Standard-issue LA Hotties, exhibit A
Comme Ça's opening was quite successful to that effect: it was crammed with hipsters young and grey, well-cut suits and too-cool-for-school $60 t-shirts, a few dedicated foodies, other talented chefs, and a lot of folks eager for free drinks.
And the drinks were superb, oh my goodness. I'd never had scotch with anything other than soda (P.S. I hate scotch, the smell makes me want to hurl), but their fabulous 'Penicillin' with scotch, ginger, lemon and honey made a believer out of me. Sweet Lord, it cured all my ills. Likewise, the 'Rumble' with rum and bruised blackberries was its own modern art, gorgeous in the glass and jiggy on the tongue.
The restuarant will be an LA brasserie, something this city sorely lacks, though I can only assume (and hope!) Myers will put his own tasty twist on the classic French dishes. I was delighted by his Salad in a Spoon. Frisee (I like to think of them as thistles), lardon~though they seemed suspiciously like tiny cubes of pork belly, yum~ and a delicate hard-cooked egg, all in one perfectly assembled bite? Tory heaven.
There were also crusty, lusty breads from Boule, Michelle Myers' gift to the LA pastry (and chocolate!) scene:
But perhaps my favorite part was the 3 cheese stations: goat, cow, and bleu! Excellent cheese is always the right answer:

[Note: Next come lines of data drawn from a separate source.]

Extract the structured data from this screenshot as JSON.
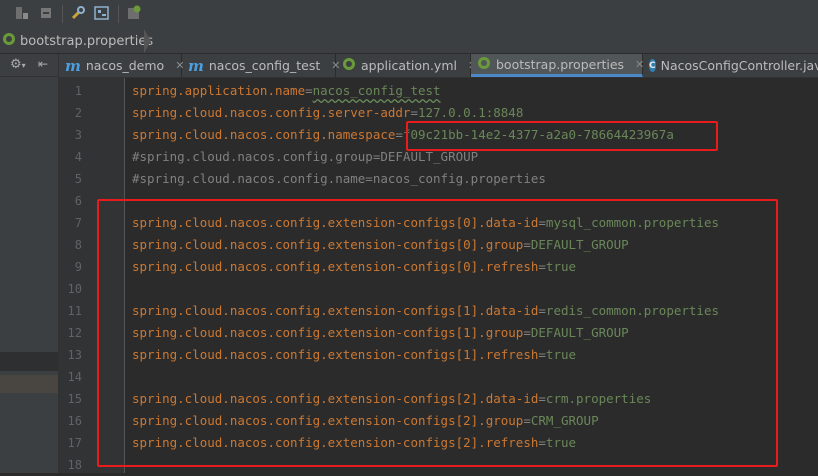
{
  "breadcrumb": {
    "file": "bootstrap.properties"
  },
  "tabs": [
    {
      "label": "nacos_demo",
      "icon": "module-icon"
    },
    {
      "label": "nacos_config_test",
      "icon": "module-icon"
    },
    {
      "label": "application.yml",
      "icon": "spring-leaf-icon"
    },
    {
      "label": "bootstrap.properties",
      "icon": "spring-leaf-icon",
      "active": true
    },
    {
      "label": "NacosConfigController.java",
      "icon": "class-icon"
    }
  ],
  "lines": [
    {
      "n": "1",
      "key": "spring.application.name",
      "eq": "=",
      "val": "nacos_config_test"
    },
    {
      "n": "2",
      "key": "spring.cloud.nacos.config.server-addr",
      "eq": "=",
      "val": "127.0.0.1:8848"
    },
    {
      "n": "3",
      "key": "spring.cloud.nacos.config.namespace",
      "eq": "=",
      "val": "f09c21bb-14e2-4377-a2a0-78664423967a"
    },
    {
      "n": "4",
      "comment": "#spring.cloud.nacos.config.group=DEFAULT_GROUP"
    },
    {
      "n": "5",
      "comment": "#spring.cloud.nacos.config.name=nacos_config.properties"
    },
    {
      "n": "6"
    },
    {
      "n": "7",
      "key": "spring.cloud.nacos.config.extension-configs[0].data-id",
      "eq": "=",
      "val": "mysql_common.properties"
    },
    {
      "n": "8",
      "key": "spring.cloud.nacos.config.extension-configs[0].group",
      "eq": "=",
      "val": "DEFAULT_GROUP"
    },
    {
      "n": "9",
      "key": "spring.cloud.nacos.config.extension-configs[0].refresh",
      "eq": "=",
      "val": "true"
    },
    {
      "n": "10"
    },
    {
      "n": "11",
      "key": "spring.cloud.nacos.config.extension-configs[1].data-id",
      "eq": "=",
      "val": "redis_common.properties"
    },
    {
      "n": "12",
      "key": "spring.cloud.nacos.config.extension-configs[1].group",
      "eq": "=",
      "val": "DEFAULT_GROUP"
    },
    {
      "n": "13",
      "key": "spring.cloud.nacos.config.extension-configs[1].refresh",
      "eq": "=",
      "val": "true"
    },
    {
      "n": "14"
    },
    {
      "n": "15",
      "key": "spring.cloud.nacos.config.extension-configs[2].data-id",
      "eq": "=",
      "val": "crm.properties"
    },
    {
      "n": "16",
      "key": "spring.cloud.nacos.config.extension-configs[2].group",
      "eq": "=",
      "val": "CRM_GROUP"
    },
    {
      "n": "17",
      "key": "spring.cloud.nacos.config.extension-configs[2].refresh",
      "eq": "=",
      "val": "true"
    },
    {
      "n": "18"
    }
  ],
  "colors": {
    "key": "#cc7832",
    "value": "#6a8759",
    "comment": "#808080",
    "highlight_box": "#e81c1c"
  }
}
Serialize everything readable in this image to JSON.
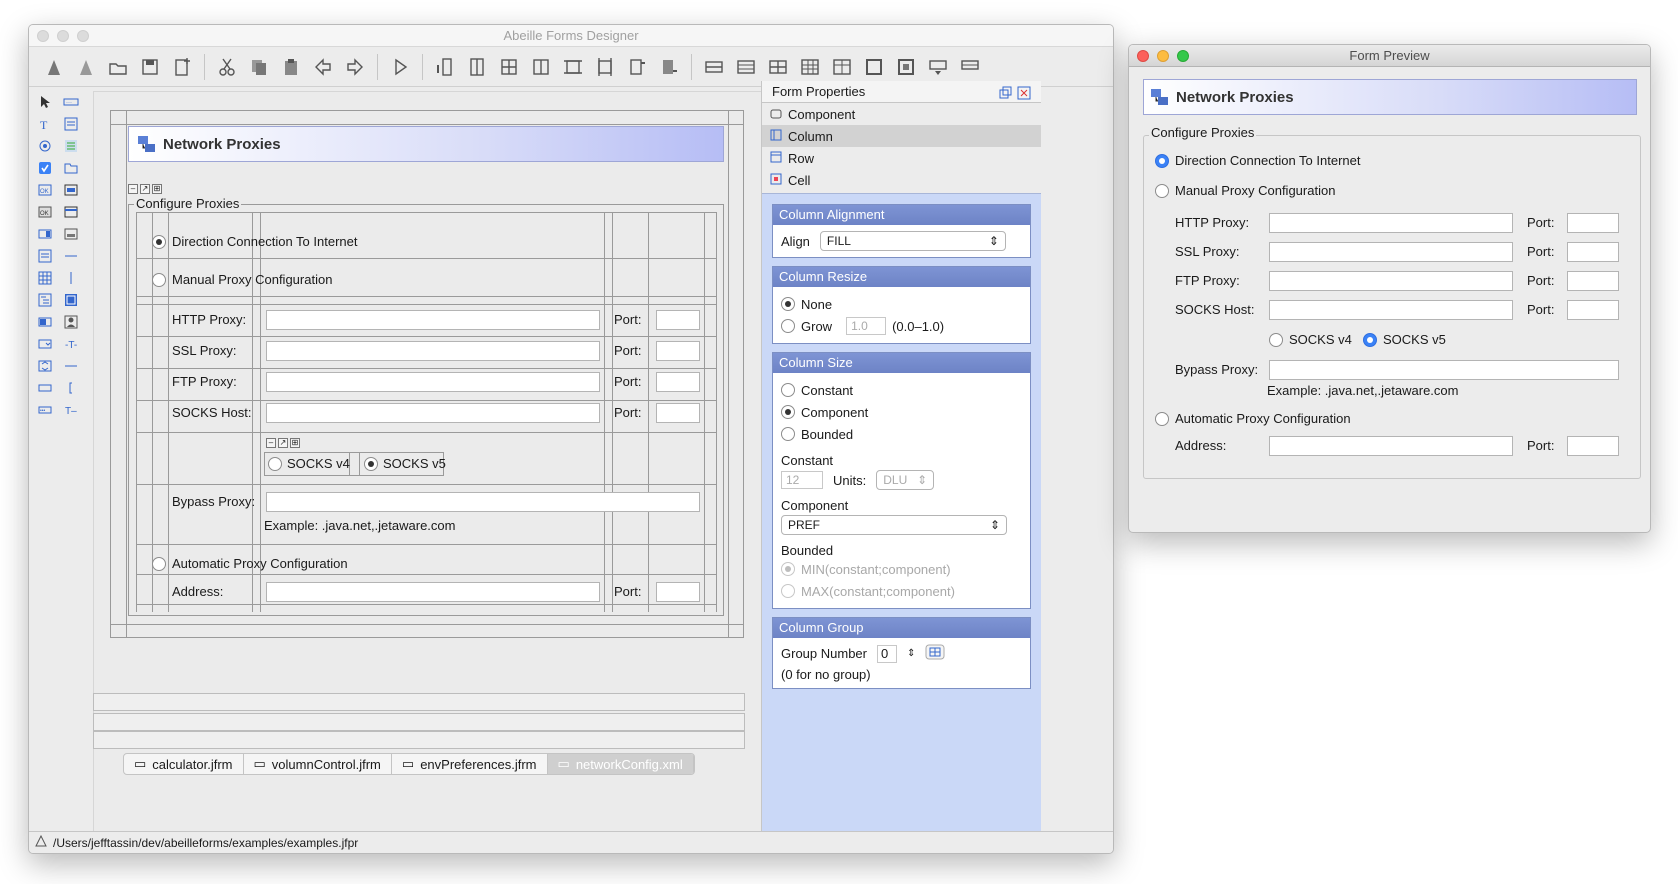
{
  "designer": {
    "title": "Abeille Forms Designer",
    "form": {
      "banner_title": "Network Proxies",
      "group_title": "Configure Proxies",
      "radio_direct": "Direction Connection To Internet",
      "radio_manual": "Manual Proxy Configuration",
      "http_label": "HTTP Proxy:",
      "ssl_label": "SSL Proxy:",
      "ftp_label": "FTP Proxy:",
      "socks_label": "SOCKS Host:",
      "port_label": "Port:",
      "socks_v4": "SOCKS v4",
      "socks_v5": "SOCKS v5",
      "bypass_label": "Bypass Proxy:",
      "example": "Example: .java.net,.jetaware.com",
      "radio_auto": "Automatic Proxy Configuration",
      "address_label": "Address:"
    },
    "properties": {
      "title": "Form Properties",
      "nodes": [
        "Component",
        "Column",
        "Row",
        "Cell"
      ],
      "selected": "Column",
      "alignment": {
        "header": "Column Alignment",
        "label": "Align",
        "value": "FILL"
      },
      "resize": {
        "header": "Column Resize",
        "none": "None",
        "grow": "Grow",
        "grow_value": "1.0",
        "grow_range": "(0.0–1.0)"
      },
      "size": {
        "header": "Column Size",
        "constant": "Constant",
        "component": "Component",
        "bounded": "Bounded",
        "constant_label": "Constant",
        "constant_value": "12",
        "units_label": "Units:",
        "units_value": "DLU",
        "component_label": "Component",
        "component_value": "PREF",
        "bounded_label": "Bounded",
        "bounded_min": "MIN(constant;component)",
        "bounded_max": "MAX(constant;component)"
      },
      "group": {
        "header": "Column Group",
        "label": "Group Number",
        "value": "0",
        "hint": "(0 for no group)"
      }
    },
    "tabs": [
      "calculator.jfrm",
      "volumnControl.jfrm",
      "envPreferences.jfrm",
      "networkConfig.xml"
    ],
    "active_tab": "networkConfig.xml",
    "status_path": "/Users/jefftassin/dev/abeilleforms/examples/examples.jfpr"
  },
  "preview": {
    "title": "Form Preview",
    "banner_title": "Network Proxies",
    "group_title": "Configure Proxies",
    "radio_direct": "Direction Connection To Internet",
    "radio_manual": "Manual Proxy Configuration",
    "http_label": "HTTP Proxy:",
    "ssl_label": "SSL Proxy:",
    "ftp_label": "FTP Proxy:",
    "socks_label": "SOCKS Host:",
    "port_label": "Port:",
    "socks_v4": "SOCKS v4",
    "socks_v5": "SOCKS v5",
    "bypass_label": "Bypass Proxy:",
    "example": "Example: .java.net,.jetaware.com",
    "radio_auto": "Automatic Proxy Configuration",
    "address_label": "Address:"
  },
  "icons": {
    "toolbar": [
      "new-form-icon",
      "new-project-icon",
      "open-icon",
      "save-icon",
      "new-file-icon",
      "cut-icon",
      "copy-icon",
      "paste-icon",
      "undo-icon",
      "redo-icon",
      "run-icon",
      "insert-col-left-icon",
      "insert-col-right-icon",
      "col-icon",
      "col2-icon",
      "row-icon",
      "row2-icon",
      "align-icon",
      "align2-icon",
      "split-icon",
      "table-icon",
      "delete-row-icon",
      "grid-icon",
      "grid2-icon",
      "frame-icon",
      "frame2-icon",
      "dropdown-icon",
      "dropdown2-icon"
    ]
  },
  "colors": {
    "accent": "#6d83c6",
    "panel_bg": "#cad8f7",
    "radio_active": "#3b82f6"
  }
}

That tasty bit had butter, a nutty bleu who's name I forget (somebody had one too many Penicillins!), and was drizzled with honey. Decadence of the finest sort.
Let's see, final credits... all the photos here were taken by Victor Rodionoff and pilfered by yours truly from MetroMix (thanks guys!). And look, I even made it into one of them! Yes, I am famous now, very exciting.
>Slightly-more-eclectic LA Hotties, exhibit B
I'm the juicy one, second to right. I can't wait to eat there for real, they open their doors to all tomorrow. Bon Appétit fellow Angelenos!
8479 Melrose Ave.